> PROMPT
For the word "background", find each line in the entries where it occurs and copy that line.

___ SUPPLIED RECORDS ___

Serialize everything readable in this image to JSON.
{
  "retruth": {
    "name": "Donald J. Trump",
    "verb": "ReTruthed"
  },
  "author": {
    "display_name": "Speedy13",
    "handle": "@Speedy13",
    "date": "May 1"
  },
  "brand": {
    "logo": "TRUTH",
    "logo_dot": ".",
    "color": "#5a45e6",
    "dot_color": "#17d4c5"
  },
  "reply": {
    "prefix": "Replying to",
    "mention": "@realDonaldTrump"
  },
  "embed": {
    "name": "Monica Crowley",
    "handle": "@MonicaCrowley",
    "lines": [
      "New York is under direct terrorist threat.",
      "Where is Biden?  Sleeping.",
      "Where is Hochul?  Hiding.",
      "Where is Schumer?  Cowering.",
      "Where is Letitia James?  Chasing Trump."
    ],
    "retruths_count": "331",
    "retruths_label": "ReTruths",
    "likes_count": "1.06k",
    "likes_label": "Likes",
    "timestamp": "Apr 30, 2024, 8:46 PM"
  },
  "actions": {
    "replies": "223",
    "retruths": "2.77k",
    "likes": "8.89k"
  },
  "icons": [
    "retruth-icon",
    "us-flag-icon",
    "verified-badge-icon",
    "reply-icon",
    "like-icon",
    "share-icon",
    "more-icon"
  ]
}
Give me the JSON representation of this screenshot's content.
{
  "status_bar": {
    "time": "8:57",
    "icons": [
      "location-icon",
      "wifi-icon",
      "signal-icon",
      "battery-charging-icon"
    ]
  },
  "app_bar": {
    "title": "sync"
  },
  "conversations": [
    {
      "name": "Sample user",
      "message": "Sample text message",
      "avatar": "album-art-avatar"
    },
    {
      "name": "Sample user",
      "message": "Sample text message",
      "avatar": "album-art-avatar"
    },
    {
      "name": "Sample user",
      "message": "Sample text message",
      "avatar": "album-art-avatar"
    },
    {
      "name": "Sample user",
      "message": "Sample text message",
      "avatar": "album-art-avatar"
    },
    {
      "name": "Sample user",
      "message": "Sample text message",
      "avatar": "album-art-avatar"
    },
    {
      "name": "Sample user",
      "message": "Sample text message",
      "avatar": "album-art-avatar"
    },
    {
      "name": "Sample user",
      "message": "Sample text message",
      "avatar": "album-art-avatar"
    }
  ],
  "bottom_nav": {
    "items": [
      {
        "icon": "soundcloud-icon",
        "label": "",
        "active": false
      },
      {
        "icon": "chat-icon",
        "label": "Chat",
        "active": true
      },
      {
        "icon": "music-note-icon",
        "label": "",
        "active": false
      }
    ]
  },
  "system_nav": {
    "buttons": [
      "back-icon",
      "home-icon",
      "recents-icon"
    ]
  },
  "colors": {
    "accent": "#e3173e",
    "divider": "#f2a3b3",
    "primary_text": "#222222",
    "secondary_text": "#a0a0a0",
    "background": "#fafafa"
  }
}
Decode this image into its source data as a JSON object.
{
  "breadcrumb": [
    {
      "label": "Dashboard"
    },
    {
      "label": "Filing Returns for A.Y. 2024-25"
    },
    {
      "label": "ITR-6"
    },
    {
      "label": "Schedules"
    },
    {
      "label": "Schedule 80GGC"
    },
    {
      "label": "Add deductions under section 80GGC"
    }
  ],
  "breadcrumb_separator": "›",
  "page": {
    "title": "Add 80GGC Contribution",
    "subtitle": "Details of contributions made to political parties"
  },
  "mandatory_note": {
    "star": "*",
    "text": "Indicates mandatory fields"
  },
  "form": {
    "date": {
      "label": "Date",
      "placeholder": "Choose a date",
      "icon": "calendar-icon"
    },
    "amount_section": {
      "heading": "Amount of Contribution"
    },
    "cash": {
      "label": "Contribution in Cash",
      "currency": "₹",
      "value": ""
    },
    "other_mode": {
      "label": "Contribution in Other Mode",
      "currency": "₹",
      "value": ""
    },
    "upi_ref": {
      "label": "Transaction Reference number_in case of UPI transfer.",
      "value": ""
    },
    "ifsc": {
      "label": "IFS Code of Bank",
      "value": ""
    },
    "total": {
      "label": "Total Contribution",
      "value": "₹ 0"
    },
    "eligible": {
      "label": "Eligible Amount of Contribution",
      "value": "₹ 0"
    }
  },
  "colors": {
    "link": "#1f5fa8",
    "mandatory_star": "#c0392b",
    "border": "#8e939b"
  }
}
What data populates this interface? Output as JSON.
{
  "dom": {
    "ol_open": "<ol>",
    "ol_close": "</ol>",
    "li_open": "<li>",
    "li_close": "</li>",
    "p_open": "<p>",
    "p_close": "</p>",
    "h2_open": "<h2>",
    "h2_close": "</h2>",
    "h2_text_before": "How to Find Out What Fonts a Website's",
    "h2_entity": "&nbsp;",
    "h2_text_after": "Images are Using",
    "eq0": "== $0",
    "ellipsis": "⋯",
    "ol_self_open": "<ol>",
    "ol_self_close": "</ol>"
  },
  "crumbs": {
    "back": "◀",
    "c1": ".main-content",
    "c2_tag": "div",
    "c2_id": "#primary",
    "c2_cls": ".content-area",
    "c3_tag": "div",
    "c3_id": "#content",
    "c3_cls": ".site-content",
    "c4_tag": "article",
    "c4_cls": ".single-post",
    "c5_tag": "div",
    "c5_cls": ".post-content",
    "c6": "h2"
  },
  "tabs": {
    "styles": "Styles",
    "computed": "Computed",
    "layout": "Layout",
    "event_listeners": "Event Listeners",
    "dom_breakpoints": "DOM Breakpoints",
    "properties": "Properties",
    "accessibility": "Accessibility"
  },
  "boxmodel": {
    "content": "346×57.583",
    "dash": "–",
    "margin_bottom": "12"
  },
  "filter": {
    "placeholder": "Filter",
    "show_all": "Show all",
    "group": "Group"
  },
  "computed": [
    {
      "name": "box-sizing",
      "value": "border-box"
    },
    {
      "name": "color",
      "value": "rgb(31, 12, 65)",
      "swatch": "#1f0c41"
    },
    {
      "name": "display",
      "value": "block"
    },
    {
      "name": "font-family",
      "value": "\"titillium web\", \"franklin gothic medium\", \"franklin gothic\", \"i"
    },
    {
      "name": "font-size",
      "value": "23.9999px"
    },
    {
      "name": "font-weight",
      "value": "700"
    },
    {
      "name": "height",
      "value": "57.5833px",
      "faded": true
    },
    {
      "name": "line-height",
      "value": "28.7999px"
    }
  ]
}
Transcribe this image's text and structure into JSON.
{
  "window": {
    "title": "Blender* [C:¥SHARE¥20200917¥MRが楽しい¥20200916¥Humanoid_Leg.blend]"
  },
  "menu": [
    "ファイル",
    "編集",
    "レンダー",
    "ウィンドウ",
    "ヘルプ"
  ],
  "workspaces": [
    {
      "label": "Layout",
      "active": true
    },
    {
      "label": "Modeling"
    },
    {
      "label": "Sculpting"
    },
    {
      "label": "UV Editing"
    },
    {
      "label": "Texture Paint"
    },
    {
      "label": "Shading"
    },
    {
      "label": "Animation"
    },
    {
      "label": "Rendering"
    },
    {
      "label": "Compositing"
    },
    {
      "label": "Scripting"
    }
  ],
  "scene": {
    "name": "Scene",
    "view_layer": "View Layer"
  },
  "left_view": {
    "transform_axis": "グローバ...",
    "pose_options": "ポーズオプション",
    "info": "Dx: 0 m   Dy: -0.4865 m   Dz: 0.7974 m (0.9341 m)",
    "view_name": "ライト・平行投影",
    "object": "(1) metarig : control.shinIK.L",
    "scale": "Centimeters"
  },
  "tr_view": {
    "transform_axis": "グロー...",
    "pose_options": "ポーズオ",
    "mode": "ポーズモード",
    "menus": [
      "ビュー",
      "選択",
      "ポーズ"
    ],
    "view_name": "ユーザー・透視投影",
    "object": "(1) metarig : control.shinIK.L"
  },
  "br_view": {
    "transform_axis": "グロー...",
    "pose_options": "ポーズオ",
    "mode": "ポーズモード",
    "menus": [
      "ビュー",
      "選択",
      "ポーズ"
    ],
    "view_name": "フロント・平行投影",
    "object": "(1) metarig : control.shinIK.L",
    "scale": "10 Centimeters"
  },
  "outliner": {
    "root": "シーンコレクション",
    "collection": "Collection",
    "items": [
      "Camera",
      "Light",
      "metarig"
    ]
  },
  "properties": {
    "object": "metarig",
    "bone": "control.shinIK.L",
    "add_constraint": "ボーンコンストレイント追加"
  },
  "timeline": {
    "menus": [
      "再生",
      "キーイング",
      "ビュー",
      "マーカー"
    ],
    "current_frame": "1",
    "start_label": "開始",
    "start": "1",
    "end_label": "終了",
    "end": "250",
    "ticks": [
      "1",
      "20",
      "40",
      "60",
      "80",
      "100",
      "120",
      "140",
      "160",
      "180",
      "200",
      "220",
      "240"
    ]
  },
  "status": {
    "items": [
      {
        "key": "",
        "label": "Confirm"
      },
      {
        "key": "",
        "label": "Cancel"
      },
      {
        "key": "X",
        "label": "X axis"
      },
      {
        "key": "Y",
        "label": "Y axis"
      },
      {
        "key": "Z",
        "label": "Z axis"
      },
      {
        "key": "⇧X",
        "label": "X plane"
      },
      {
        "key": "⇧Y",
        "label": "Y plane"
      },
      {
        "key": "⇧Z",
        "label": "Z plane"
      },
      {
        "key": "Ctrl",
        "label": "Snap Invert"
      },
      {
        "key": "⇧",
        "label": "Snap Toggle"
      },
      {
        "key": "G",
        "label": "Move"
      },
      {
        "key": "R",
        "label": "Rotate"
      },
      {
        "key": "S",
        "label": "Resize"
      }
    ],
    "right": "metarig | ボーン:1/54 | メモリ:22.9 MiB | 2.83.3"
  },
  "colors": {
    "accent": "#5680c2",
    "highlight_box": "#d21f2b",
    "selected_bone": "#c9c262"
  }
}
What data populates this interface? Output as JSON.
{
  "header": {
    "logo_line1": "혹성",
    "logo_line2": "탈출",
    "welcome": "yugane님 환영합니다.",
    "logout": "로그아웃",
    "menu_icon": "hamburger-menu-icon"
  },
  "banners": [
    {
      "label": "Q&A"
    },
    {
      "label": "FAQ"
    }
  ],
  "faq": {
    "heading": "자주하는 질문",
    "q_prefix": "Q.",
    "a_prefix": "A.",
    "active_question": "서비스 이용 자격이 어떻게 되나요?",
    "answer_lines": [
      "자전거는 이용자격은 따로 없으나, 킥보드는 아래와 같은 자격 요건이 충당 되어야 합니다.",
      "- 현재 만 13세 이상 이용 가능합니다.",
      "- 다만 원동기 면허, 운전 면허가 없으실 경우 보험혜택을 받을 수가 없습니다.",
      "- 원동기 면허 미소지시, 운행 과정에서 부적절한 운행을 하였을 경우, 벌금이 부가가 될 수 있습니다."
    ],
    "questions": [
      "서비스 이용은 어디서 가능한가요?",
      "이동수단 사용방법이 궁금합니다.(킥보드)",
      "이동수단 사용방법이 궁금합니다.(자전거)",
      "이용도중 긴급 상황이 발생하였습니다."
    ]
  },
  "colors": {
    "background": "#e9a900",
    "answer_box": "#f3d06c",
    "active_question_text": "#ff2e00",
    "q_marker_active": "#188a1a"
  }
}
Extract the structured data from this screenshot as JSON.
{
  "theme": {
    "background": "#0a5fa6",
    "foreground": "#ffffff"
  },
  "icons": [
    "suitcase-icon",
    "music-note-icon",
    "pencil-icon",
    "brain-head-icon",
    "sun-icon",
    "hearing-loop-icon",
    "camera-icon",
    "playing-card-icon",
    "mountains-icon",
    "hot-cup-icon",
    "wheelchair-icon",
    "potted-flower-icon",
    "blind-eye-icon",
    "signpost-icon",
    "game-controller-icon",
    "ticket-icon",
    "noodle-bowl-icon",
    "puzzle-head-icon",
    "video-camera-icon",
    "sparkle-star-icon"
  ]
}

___

> YOUR SOLUTION
    "background": "#fafafa"
    "background": "#e9a900",
    "background": "#0a5fa6",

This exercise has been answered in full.